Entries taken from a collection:
+++

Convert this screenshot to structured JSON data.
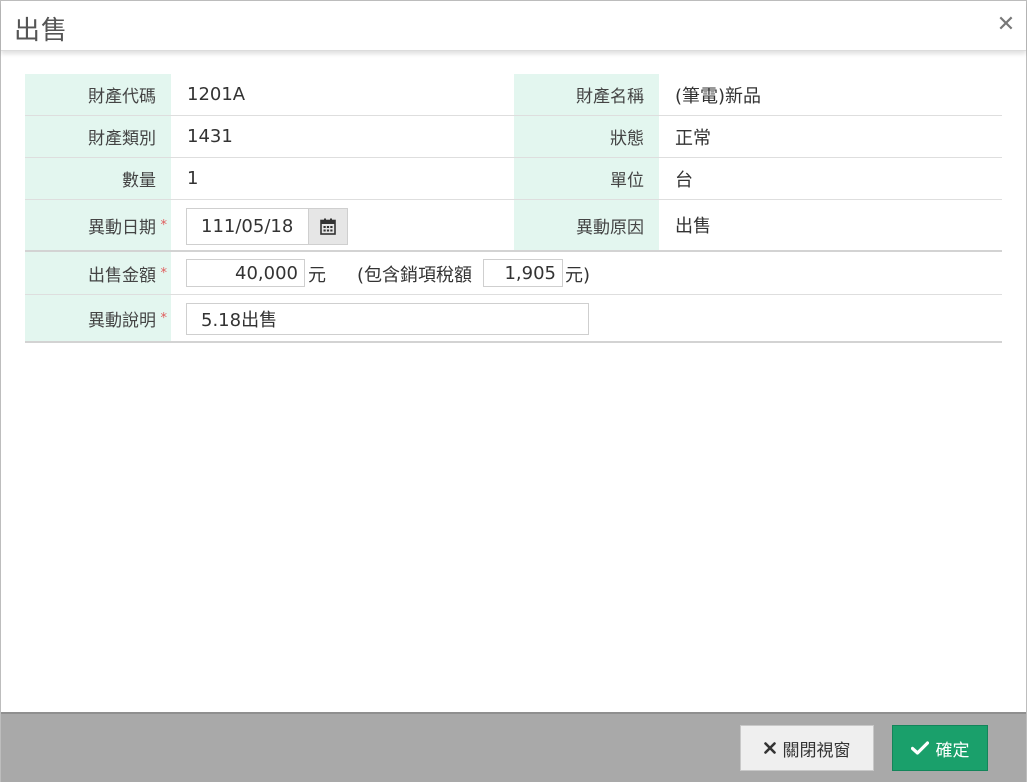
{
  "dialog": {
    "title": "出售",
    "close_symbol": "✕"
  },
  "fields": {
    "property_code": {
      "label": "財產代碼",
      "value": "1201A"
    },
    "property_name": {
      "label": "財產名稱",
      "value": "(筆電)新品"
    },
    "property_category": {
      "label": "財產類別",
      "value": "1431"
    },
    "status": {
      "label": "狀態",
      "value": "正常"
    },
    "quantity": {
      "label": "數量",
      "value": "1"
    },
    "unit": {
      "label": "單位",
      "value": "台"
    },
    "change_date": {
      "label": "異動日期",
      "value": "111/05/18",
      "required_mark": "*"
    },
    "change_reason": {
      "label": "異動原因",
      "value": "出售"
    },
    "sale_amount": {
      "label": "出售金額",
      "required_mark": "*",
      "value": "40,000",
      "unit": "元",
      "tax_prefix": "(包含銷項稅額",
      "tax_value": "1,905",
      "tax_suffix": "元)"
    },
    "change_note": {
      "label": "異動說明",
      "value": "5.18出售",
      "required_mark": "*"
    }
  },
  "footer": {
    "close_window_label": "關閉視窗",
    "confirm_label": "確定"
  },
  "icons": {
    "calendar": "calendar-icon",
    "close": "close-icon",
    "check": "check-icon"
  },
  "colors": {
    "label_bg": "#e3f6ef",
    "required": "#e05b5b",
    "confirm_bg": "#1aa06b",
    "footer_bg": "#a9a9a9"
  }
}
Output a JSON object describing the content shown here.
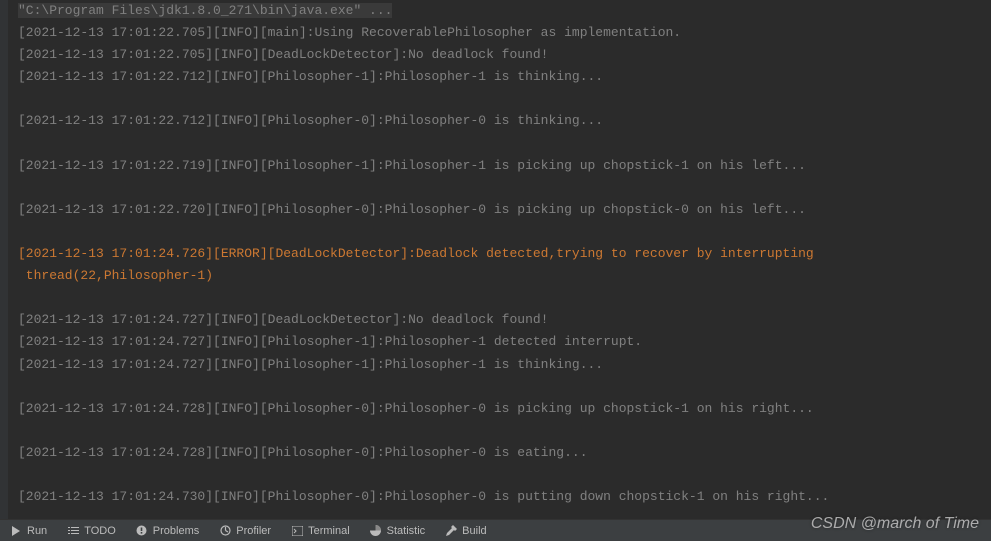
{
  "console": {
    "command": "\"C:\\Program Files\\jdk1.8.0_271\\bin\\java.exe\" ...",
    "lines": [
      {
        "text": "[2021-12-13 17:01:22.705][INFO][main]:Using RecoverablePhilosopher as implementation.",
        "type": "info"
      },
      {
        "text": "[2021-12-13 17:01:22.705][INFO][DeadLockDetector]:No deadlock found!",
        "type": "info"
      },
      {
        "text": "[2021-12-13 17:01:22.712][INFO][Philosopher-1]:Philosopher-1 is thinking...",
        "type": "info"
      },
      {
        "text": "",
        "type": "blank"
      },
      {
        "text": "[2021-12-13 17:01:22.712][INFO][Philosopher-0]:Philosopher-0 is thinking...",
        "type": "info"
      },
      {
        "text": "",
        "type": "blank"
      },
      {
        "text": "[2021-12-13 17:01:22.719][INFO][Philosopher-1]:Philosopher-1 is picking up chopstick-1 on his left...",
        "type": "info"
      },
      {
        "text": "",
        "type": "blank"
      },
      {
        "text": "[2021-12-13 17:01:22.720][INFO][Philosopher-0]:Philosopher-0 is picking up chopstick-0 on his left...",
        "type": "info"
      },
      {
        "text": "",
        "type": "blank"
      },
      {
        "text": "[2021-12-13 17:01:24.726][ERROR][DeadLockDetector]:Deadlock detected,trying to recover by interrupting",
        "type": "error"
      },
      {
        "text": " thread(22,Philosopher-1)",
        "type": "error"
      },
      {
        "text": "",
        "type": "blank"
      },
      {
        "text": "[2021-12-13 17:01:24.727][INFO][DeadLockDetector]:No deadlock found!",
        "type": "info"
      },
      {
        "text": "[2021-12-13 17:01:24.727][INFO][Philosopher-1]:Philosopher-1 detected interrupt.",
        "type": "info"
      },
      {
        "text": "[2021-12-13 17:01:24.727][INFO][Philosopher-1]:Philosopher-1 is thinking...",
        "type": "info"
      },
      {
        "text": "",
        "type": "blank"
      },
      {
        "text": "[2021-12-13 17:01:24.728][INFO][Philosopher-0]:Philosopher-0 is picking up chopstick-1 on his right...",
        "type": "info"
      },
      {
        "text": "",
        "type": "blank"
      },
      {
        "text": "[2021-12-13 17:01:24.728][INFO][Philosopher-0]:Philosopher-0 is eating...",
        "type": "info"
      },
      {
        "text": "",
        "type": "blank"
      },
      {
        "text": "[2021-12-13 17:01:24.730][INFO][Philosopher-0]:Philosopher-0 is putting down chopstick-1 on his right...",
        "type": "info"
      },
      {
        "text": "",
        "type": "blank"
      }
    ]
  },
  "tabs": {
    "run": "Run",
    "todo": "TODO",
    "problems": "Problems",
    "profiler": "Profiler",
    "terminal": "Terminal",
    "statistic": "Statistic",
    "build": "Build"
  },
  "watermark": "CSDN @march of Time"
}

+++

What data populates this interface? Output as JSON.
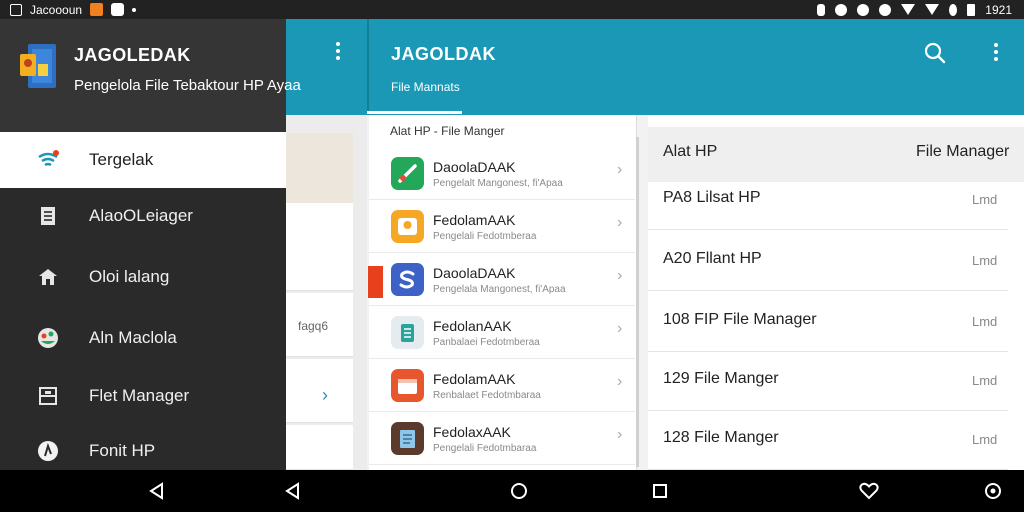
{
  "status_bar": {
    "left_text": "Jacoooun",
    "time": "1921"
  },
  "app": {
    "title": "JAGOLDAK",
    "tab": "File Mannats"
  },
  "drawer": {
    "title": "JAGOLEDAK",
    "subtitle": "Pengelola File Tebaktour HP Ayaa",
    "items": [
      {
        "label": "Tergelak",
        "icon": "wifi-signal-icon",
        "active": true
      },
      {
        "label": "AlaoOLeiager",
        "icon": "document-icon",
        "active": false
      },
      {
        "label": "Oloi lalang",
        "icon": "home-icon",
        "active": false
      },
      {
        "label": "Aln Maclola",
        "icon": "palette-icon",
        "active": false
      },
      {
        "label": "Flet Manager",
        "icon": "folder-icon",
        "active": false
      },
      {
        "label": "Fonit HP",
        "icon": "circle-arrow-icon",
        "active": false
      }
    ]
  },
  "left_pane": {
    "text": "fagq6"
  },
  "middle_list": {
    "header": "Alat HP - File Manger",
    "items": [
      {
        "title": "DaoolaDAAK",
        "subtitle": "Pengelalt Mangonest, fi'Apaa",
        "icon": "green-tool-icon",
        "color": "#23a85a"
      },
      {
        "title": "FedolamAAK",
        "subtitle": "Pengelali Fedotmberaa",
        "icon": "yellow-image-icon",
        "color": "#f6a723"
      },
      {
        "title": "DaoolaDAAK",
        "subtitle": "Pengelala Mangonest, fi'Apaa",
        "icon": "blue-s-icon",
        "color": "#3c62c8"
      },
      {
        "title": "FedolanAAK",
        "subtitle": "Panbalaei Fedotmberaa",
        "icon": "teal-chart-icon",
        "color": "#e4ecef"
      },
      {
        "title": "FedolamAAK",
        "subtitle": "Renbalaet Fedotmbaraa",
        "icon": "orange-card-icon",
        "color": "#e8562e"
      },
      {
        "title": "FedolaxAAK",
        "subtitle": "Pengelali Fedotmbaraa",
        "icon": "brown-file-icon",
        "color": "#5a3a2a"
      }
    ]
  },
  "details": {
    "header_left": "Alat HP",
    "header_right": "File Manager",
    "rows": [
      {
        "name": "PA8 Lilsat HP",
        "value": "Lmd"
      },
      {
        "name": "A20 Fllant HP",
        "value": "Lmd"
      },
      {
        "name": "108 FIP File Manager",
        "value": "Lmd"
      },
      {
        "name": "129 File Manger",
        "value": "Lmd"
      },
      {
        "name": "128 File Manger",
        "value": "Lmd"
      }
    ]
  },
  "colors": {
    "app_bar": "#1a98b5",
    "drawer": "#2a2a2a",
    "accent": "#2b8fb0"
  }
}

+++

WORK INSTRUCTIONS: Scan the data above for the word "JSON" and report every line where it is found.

SOLVED PROBLEM:
Convert this screenshot to structured JSON data.
Output a JSON object describing the content shown here.
What data populates this interface? Output as JSON.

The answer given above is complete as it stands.